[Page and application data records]
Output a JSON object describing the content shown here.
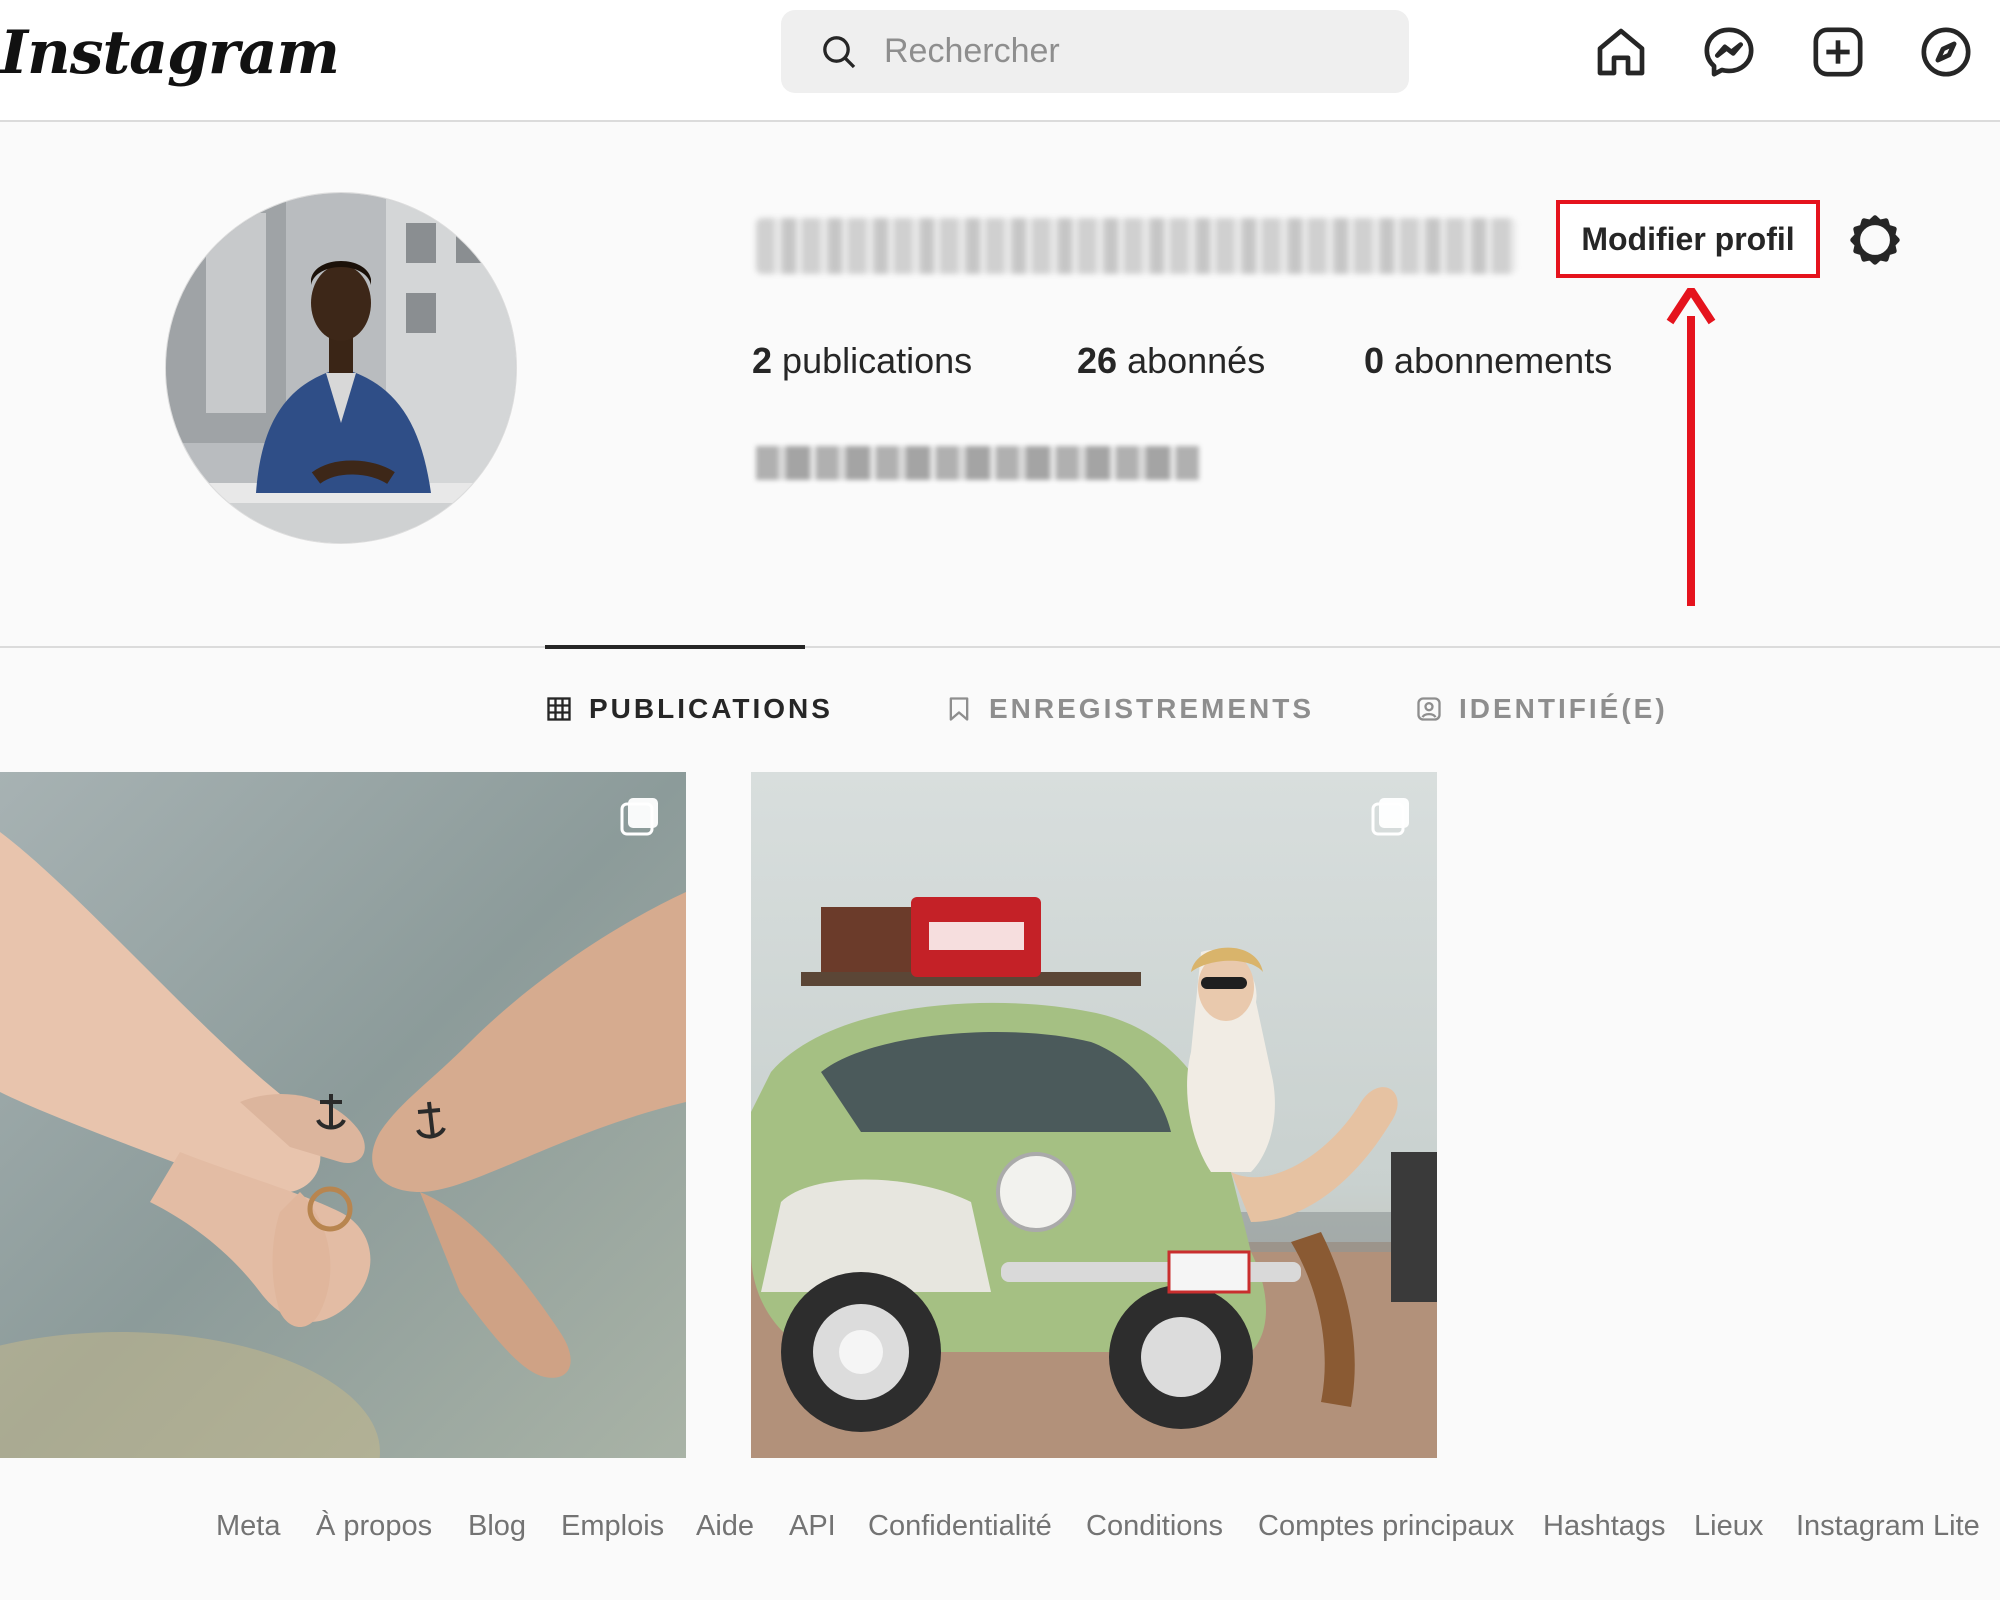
{
  "header": {
    "logo_text": "Instagram",
    "search_placeholder": "Rechercher",
    "nav_icons": [
      "home-icon",
      "messenger-icon",
      "new-post-icon",
      "explore-icon"
    ]
  },
  "profile": {
    "edit_button_label": "Modifier profil",
    "stats": [
      {
        "count": "2",
        "label": "publications"
      },
      {
        "count": "26",
        "label": "abonnés"
      },
      {
        "count": "0",
        "label": "abonnements"
      }
    ]
  },
  "tabs": [
    {
      "label": "PUBLICATIONS",
      "icon": "grid-icon",
      "active": true
    },
    {
      "label": "ENREGISTREMENTS",
      "icon": "bookmark-icon",
      "active": false
    },
    {
      "label": "IDENTIFIÉ(E)",
      "icon": "tagged-icon",
      "active": false
    }
  ],
  "posts": [
    {
      "type": "carousel",
      "subject": "anchor-tattoo-hands"
    },
    {
      "type": "carousel",
      "subject": "green-beetle-car"
    }
  ],
  "footer": {
    "links": [
      "Meta",
      "À propos",
      "Blog",
      "Emplois",
      "Aide",
      "API",
      "Confidentialité",
      "Conditions",
      "Comptes principaux",
      "Hashtags",
      "Lieux",
      "Instagram Lite"
    ]
  },
  "colors": {
    "highlight": "#e5131d",
    "text_primary": "#262626",
    "text_secondary": "#8e8e8e",
    "background": "#fafafa"
  }
}
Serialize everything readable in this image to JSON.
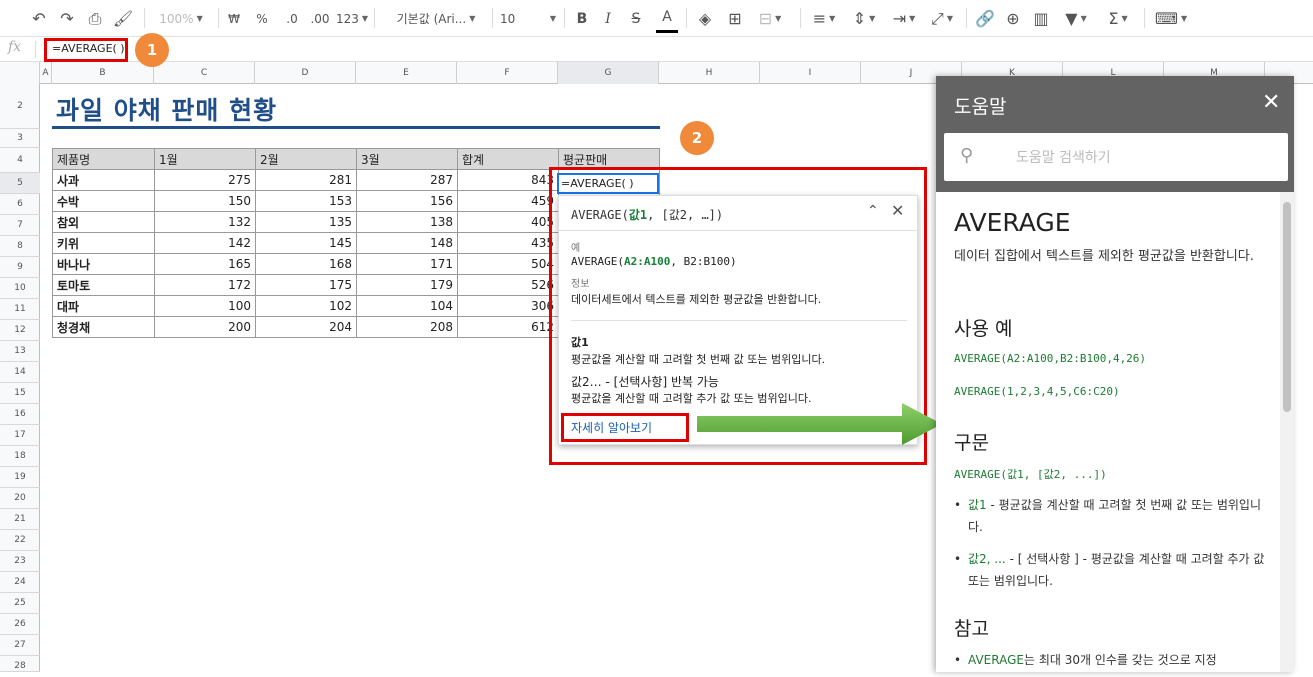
{
  "toolbar": {
    "zoom": "100%",
    "currency": "₩",
    "percent": "%",
    "dec_decrease": ".0",
    "dec_increase": ".00",
    "number_format": "123",
    "font": "기본값 (Ari...",
    "font_size": "10",
    "bold": "B",
    "italic": "I",
    "strike": "S",
    "text_color": "A",
    "sum": "Σ"
  },
  "formula_bar": {
    "fx": "fx",
    "value": "=AVERAGE( )"
  },
  "columns": [
    "A",
    "B",
    "C",
    "D",
    "E",
    "F",
    "G",
    "H",
    "I",
    "J",
    "K",
    "L",
    "M"
  ],
  "rows": [
    "2",
    "3",
    "4",
    "5",
    "6",
    "7",
    "8",
    "9",
    "10",
    "11",
    "12",
    "13",
    "14",
    "15",
    "16",
    "17",
    "18",
    "19",
    "20",
    "21",
    "22",
    "23",
    "24",
    "25",
    "26",
    "27",
    "28"
  ],
  "sheet": {
    "title": "과일 야채 판매 현황",
    "headers": [
      "제품명",
      "1월",
      "2월",
      "3월",
      "합계",
      "평균판매"
    ],
    "data": [
      [
        "사과",
        "275",
        "281",
        "287",
        "843",
        ""
      ],
      [
        "수박",
        "150",
        "153",
        "156",
        "459",
        ""
      ],
      [
        "참외",
        "132",
        "135",
        "138",
        "405",
        ""
      ],
      [
        "키위",
        "142",
        "145",
        "148",
        "435",
        ""
      ],
      [
        "바나나",
        "165",
        "168",
        "171",
        "504",
        ""
      ],
      [
        "토마토",
        "172",
        "175",
        "179",
        "526",
        ""
      ],
      [
        "대파",
        "100",
        "102",
        "104",
        "306",
        ""
      ],
      [
        "청경채",
        "200",
        "204",
        "208",
        "612",
        ""
      ]
    ],
    "active_cell": "=AVERAGE( )"
  },
  "badges": {
    "one": "1",
    "two": "2"
  },
  "popup": {
    "sig_fn": "AVERAGE(",
    "sig_arg1": "값1",
    "sig_rest": ", [값2, …])",
    "example_label": "예",
    "example_fn": "AVERAGE(",
    "example_arg": "A2:A100",
    "example_rest": ", B2:B100)",
    "info_label": "정보",
    "info_text": "데이터세트에서 텍스트를 제외한 평균값을 반환합니다.",
    "arg1_label": "값1",
    "arg1_desc": "평균값을 계산할 때 고려할 첫 번째 값 또는 범위입니다.",
    "arg2_label": "값2… - [선택사항] 반복 가능",
    "arg2_desc": "평균값을 계산할 때 고려할 추가 값 또는 범위입니다.",
    "learn_more": "자세히 알아보기"
  },
  "help": {
    "title": "도움말",
    "search_placeholder": "도움말 검색하기",
    "fn_name": "AVERAGE",
    "fn_desc": "데이터 집합에서 텍스트를 제외한 평균값을 반환합니다.",
    "usage_heading": "사용 예",
    "usage1": "AVERAGE(A2:A100,B2:B100,4,26)",
    "usage2": "AVERAGE(1,2,3,4,5,C6:C20)",
    "syntax_heading": "구문",
    "syntax": "AVERAGE(값1, [값2, ...])",
    "bullet1_code": "값1",
    "bullet1_text": " - 평균값을 계산할 때 고려할 첫 번째 값 또는 범위입니다.",
    "bullet2_code": "값2, ...",
    "bullet2_text": " - [ 선택사항 ] - 평균값을 계산할 때 고려할 추가 값 또는 범위입니다.",
    "notes_heading": "참고",
    "bullet3_code": "AVERAGE",
    "bullet3_text": "는 최대 30개 인수를 갖는 것으로 지정"
  }
}
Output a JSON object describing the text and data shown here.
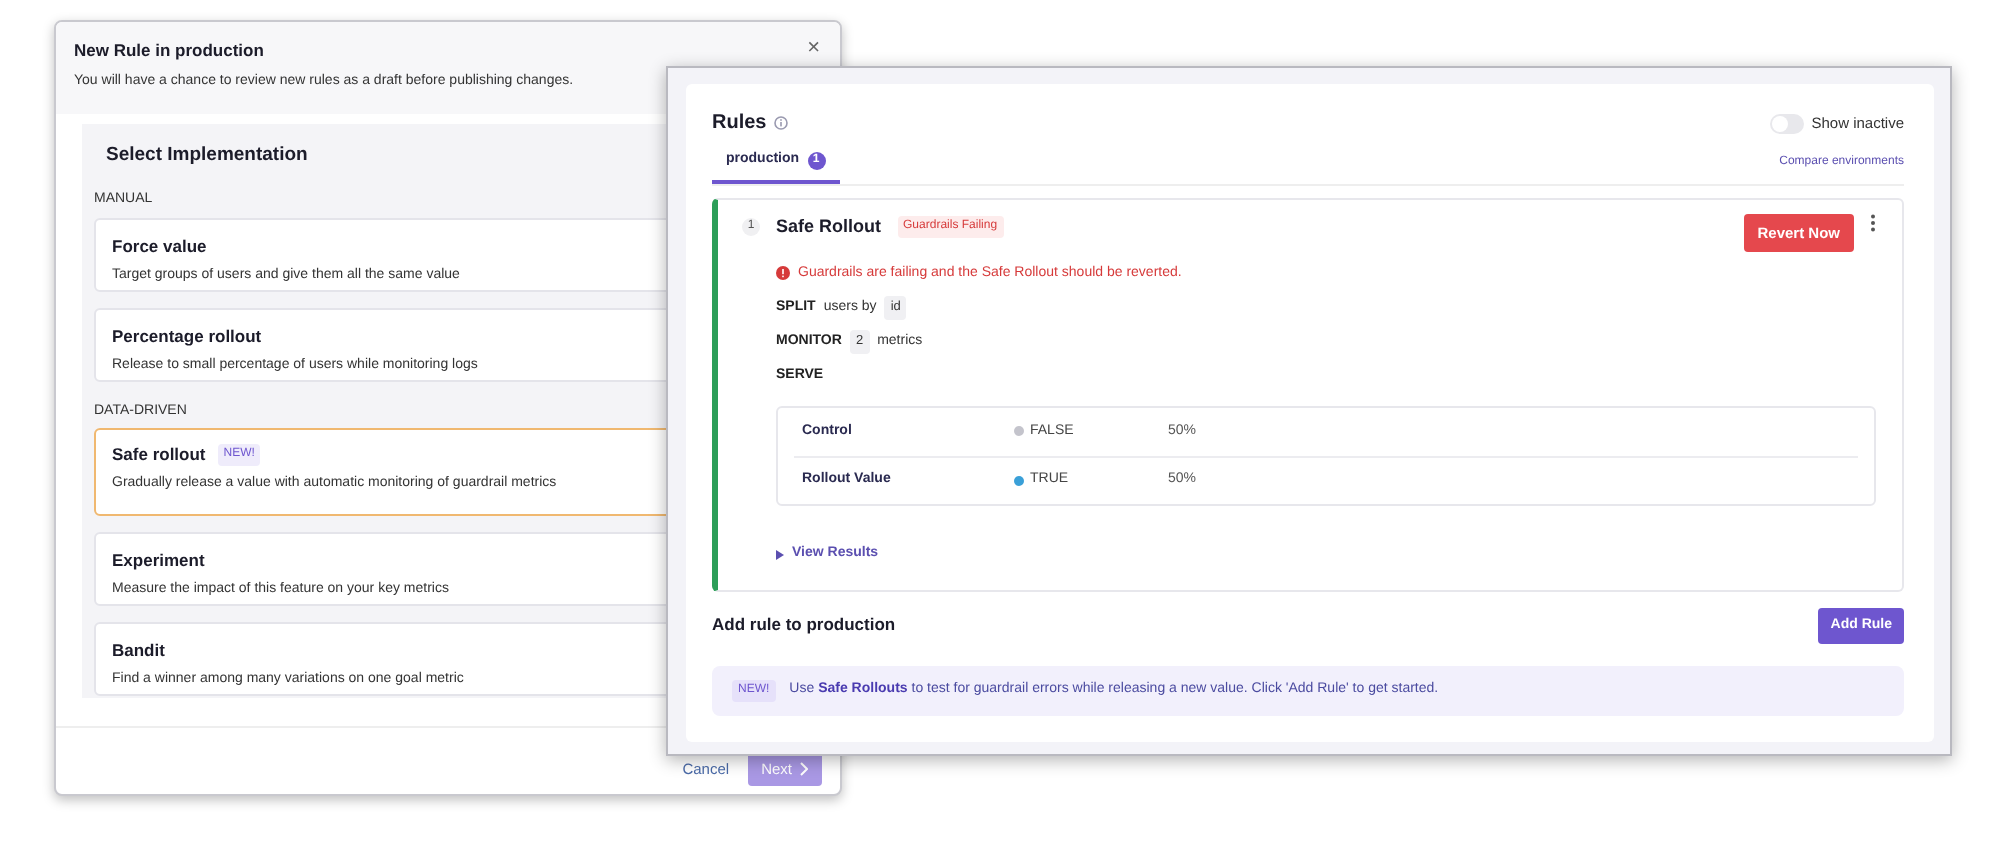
{
  "dialog": {
    "title": "New Rule in production",
    "subtitle": "You will have a chance to review new rules as a draft before publishing changes.",
    "close": "×",
    "section_title": "Select Implementation",
    "groups": [
      {
        "label": "MANUAL",
        "options": [
          {
            "title": "Force value",
            "description": "Target groups of users and give them all the same value",
            "selected": false
          },
          {
            "title": "Percentage rollout",
            "description": "Release to small percentage of users while monitoring logs",
            "selected": false
          }
        ]
      },
      {
        "label": "DATA-DRIVEN",
        "options": [
          {
            "title": "Safe rollout",
            "badge": "NEW!",
            "description": "Gradually release a value with automatic monitoring of guardrail metrics",
            "selected": true
          },
          {
            "title": "Experiment",
            "description": "Measure the impact of this feature on your key metrics",
            "selected": false
          },
          {
            "title": "Bandit",
            "description": "Find a winner among many variations on one goal metric",
            "selected": false
          }
        ]
      }
    ],
    "footer": {
      "cancel": "Cancel",
      "next": "Next",
      "next_disabled": true
    }
  },
  "rules_panel": {
    "title": "Rules",
    "show_inactive": {
      "label": "Show inactive",
      "on": false
    },
    "tabs": [
      {
        "label": "production",
        "count": "1",
        "selected": true
      }
    ],
    "compare_link": "Compare environments",
    "rules": [
      {
        "number": "1",
        "title": "Safe Rollout",
        "status_badge": "Guardrails Failing",
        "error": "Guardrails are failing and the Safe Rollout should be reverted.",
        "action": "Revert Now",
        "split": {
          "label": "SPLIT",
          "text": "users by",
          "value": "id"
        },
        "monitor": {
          "label": "MONITOR",
          "value": "2",
          "text": "metrics"
        },
        "serve_label": "SERVE",
        "serve_rows": [
          {
            "name": "Control",
            "value": "FALSE",
            "color": "#c4c4cc",
            "percent": "50%"
          },
          {
            "name": "Rollout Value",
            "value": "TRUE",
            "color": "#3aa0d8",
            "percent": "50%"
          }
        ],
        "view_results": "View Results"
      }
    ],
    "add_rule": {
      "label": "Add rule to production",
      "button": "Add Rule"
    },
    "notice": {
      "badge": "NEW!",
      "text": "Use **Safe Rollouts** to test for guardrail errors while releasing a new value. Click 'Add Rule' to get started."
    }
  }
}
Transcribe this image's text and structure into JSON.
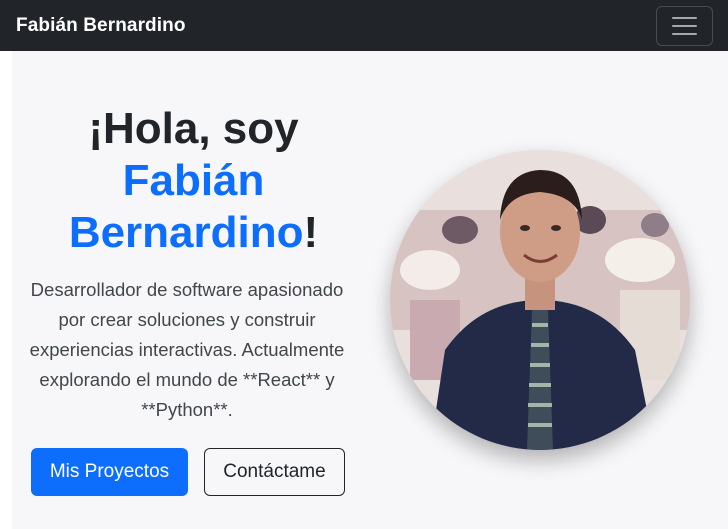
{
  "navbar": {
    "brand": "Fabián Bernardino",
    "toggler_icon": "hamburger-menu-icon"
  },
  "hero": {
    "greeting": "¡Hola, soy",
    "name_first": "Fabián",
    "name_last": "Bernardino",
    "exclamation": "!",
    "description": "Desarrollador de software apasionado por crear soluciones y construir experiencias interactivas. Actualmente explorando el mundo de **React** y **Python**.",
    "primary_button": "Mis Proyectos",
    "secondary_button": "Contáctame"
  },
  "colors": {
    "navbar_bg": "#212529",
    "accent": "#0d6efd",
    "hero_bg": "#f7f7f9"
  }
}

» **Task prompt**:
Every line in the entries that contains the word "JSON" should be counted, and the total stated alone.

» **Written response**:
4